Back in 2016, I spent three months on sabbatical in Edinburgh. One of the highpoints for us was the week we spent on the island of Lindisfarne, about an hour south by train from Edinburgh. What makes Lindisfarne unique is the fact that when the tide goes out, you can drive across to the island, but when it comes back in, it becomes an island again. Even to this day, you’ve got to be aware of the tides to get onto the island and to leave it again. People have been caught driving as the water comes in, and more than one person has lost their car and had to be rescued! Lindisfarne is a ruggedly beautiful and “thin place”, where heaven and earth are very close to one another.
Lindisfarne is also known as “the Holy Isle.” It’s called that because of the ministry of Aidan and his band of missionary monks. Aidan was living as a monk on Iona but was commissioned by Columba to go and found another monastic community on the island of Lindisfarne, after King Oswald, the reigning monarch in those parts, became a Christian and wanted the monks to evangelize his people. He wasn’t the first missionary to go there.
King Oswald asked missionaries to preach to his pagan people, but the ﬁrst missionary to go soon came back complaining that the English were rude. stubborn and wild. “It seems to me,” St. Aidan said, “that you have been too harsh with those people.” He then explained that, as St. Paul says, easy teachings are given first. Then when the people have grown stronger on the Word of God, they can start to do the perfect things of God’s holy law. The monks turned to Aidan. “You should be the one to go to North England to preach the Gospel,” they said. Aidan went willingly.
Aidan arrived with 12 other monks and chose to settle on Lindisfarne. After learning the English language, they went out using Aidan’s only method as a missionary, which was to walk the lanes. talk to all the people he met, and interest them in the faith if he could. One story recalls King Oswald worrying that Bishop Aidan would walk around like a peasant. So he gave him a horse. But a few days later, Aidan gave it away to a beggar. He wanted to walk, to be on the same level as the people he met. He would go out to the mainland on active missionary preaching trips around Northumbria, and than retreat back to Lindisfarne for worship, prayer, and renewal.

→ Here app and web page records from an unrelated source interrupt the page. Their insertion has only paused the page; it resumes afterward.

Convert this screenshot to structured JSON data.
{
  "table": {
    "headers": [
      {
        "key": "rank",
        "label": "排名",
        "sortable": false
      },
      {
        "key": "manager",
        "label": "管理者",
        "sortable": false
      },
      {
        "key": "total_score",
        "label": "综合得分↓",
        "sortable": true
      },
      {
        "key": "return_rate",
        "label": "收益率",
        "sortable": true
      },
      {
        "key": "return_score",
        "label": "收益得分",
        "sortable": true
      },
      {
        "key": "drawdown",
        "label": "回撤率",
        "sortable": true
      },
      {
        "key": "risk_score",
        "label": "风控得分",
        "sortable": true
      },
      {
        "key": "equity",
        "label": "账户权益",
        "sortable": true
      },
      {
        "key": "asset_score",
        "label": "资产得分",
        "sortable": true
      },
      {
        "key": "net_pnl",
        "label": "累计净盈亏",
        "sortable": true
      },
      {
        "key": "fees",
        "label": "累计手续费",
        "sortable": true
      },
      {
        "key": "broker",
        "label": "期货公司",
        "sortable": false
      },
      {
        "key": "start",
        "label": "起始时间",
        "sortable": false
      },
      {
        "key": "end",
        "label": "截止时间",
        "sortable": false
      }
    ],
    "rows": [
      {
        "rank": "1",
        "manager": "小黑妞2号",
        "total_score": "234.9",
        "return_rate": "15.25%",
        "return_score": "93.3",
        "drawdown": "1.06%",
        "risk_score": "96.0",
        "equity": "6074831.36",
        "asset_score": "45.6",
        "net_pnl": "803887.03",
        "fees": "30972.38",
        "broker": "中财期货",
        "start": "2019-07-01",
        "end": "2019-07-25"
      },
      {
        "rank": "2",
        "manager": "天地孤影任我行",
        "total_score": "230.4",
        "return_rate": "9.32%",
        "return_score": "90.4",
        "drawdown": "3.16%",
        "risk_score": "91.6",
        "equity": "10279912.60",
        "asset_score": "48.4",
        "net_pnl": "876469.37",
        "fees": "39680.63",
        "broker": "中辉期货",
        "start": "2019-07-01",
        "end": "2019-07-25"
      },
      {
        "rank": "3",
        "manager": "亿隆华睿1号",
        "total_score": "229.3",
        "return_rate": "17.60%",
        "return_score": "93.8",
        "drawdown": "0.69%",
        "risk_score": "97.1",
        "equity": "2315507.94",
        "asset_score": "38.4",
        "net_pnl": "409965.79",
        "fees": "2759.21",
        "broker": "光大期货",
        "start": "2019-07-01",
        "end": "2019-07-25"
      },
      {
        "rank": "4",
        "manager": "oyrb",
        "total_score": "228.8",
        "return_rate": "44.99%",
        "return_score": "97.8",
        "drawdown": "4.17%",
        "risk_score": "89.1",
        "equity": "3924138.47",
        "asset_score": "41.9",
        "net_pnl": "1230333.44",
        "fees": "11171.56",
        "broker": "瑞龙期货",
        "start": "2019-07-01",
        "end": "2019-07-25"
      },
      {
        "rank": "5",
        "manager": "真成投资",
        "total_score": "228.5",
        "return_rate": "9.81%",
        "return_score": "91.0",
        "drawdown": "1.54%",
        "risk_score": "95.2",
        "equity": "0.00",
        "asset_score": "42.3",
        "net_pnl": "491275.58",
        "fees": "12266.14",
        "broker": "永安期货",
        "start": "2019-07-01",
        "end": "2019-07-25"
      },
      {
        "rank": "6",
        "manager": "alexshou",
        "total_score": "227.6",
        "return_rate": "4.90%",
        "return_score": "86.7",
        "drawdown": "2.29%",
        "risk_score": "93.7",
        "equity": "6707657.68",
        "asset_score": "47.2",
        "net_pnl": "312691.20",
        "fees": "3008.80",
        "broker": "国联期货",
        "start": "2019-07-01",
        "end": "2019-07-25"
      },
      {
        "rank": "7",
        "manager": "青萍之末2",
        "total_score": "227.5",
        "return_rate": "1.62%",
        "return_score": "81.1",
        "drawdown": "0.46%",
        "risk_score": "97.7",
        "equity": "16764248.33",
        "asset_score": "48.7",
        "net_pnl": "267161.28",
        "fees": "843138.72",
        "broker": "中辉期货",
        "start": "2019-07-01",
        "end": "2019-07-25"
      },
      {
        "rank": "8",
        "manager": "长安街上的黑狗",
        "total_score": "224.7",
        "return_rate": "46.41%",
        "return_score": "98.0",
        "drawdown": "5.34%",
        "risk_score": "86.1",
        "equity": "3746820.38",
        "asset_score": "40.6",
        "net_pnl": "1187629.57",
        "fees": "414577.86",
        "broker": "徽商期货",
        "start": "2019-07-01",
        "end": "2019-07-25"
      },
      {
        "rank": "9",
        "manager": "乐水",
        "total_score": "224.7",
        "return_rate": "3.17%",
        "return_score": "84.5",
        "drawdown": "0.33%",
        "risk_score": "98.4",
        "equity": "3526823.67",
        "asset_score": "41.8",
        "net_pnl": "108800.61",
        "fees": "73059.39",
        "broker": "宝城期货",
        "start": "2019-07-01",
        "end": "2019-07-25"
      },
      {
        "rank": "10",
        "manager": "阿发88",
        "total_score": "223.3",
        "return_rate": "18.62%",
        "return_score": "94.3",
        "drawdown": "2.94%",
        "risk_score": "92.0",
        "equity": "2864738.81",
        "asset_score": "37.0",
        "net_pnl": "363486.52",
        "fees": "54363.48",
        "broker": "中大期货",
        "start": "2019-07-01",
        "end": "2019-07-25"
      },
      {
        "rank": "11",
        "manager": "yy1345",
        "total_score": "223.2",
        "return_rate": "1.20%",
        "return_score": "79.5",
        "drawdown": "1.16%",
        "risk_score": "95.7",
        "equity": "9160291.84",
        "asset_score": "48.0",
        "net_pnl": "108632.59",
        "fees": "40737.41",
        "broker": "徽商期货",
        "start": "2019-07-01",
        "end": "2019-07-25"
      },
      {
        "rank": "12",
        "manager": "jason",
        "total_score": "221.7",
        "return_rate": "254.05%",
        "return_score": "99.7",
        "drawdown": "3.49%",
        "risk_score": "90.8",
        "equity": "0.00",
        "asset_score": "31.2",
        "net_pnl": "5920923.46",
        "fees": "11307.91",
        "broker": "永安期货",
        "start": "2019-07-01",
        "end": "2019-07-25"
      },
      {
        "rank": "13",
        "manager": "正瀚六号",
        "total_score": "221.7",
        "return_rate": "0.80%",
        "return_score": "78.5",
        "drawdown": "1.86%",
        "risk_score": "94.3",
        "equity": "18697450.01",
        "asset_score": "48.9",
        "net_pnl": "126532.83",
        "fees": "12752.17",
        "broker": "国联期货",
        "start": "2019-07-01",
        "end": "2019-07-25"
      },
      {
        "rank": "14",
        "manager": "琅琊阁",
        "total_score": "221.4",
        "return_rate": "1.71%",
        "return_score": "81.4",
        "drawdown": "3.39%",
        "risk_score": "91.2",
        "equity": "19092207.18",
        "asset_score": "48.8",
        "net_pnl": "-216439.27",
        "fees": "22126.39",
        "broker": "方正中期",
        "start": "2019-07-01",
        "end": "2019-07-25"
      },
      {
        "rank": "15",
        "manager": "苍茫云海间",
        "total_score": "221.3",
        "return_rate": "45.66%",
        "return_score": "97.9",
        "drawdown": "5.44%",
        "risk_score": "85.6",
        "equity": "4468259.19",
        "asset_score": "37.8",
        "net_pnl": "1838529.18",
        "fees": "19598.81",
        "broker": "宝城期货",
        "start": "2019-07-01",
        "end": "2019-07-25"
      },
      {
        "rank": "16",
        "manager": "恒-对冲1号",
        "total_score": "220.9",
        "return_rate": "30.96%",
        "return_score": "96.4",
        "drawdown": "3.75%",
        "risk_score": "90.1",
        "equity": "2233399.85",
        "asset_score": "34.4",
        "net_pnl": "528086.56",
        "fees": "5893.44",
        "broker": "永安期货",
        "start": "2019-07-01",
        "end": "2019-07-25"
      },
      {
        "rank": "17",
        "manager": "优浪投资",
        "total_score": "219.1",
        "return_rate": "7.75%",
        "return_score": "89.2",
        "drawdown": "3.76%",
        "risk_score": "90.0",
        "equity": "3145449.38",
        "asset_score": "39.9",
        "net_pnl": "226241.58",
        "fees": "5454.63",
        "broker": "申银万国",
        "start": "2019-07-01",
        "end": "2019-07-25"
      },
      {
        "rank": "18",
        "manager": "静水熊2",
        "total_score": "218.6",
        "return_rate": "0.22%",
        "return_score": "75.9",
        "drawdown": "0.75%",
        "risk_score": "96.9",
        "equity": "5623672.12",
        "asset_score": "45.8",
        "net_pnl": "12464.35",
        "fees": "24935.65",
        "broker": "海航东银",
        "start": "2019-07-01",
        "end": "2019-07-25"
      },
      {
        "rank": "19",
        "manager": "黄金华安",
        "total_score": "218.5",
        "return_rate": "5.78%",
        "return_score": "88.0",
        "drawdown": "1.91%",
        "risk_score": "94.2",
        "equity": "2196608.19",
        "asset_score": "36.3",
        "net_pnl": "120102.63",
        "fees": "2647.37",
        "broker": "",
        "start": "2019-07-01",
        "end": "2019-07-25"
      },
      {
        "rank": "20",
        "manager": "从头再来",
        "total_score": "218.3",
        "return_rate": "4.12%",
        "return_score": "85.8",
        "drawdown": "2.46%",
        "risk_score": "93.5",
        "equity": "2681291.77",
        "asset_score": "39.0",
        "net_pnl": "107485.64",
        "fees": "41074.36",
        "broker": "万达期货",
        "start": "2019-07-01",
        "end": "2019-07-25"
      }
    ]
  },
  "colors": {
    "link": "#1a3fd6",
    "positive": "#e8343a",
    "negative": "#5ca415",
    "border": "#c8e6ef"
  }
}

The monastery he founded grew and helped found churches and other monasteries throughout the area. It also became a center of learning and a storehouse of scholarly knowledge. (Aidan’s lovely prayer that captures both dimensions of his life follows.)
Leave me alone with you, God, as much as may be. As the tide draws the waters close in upon the shore, make me an island, set apart, alone with you, God, holy to you. Then with the turning of the tide, prepare me to carry your presence to the busy world beyond, the world that rushes in on me till the waters come again and fold me back to you. Amen.
Here’s the lesson in all this. Some of us are by temperament ISLAND people – contemplative, focused inward, treasuring solitude and spiritual depth and living in quietness. Others of us are by temperament busy MAINLAND people – activists, doers, focused outward. treasuring service and active, engaged ministry with people. As people doing ministry, we need both dimensions, of course. That was certainly the example Jesus set for us.
But the real wisdom is to become TIDE people – to live with the rhythm of the spiritual tides and foster BOTH dimensions, with sensitivity to the Holy Spirit as to which way God’s “tide” is moving, and then to act accordingly.
We are called to be sensitive to the rhythms of God’s movement – and not push against it! If we do, we’re pushing against God! Come, Holy Spirit, and grant us your wisdom and discernment to live faithfully in the moment!
Rev. Dr. Kevin Livingston is minister at Clairlea Presbyterian Church in Toronto, Ontario, and an adjunct professor at Tyndale Seminary.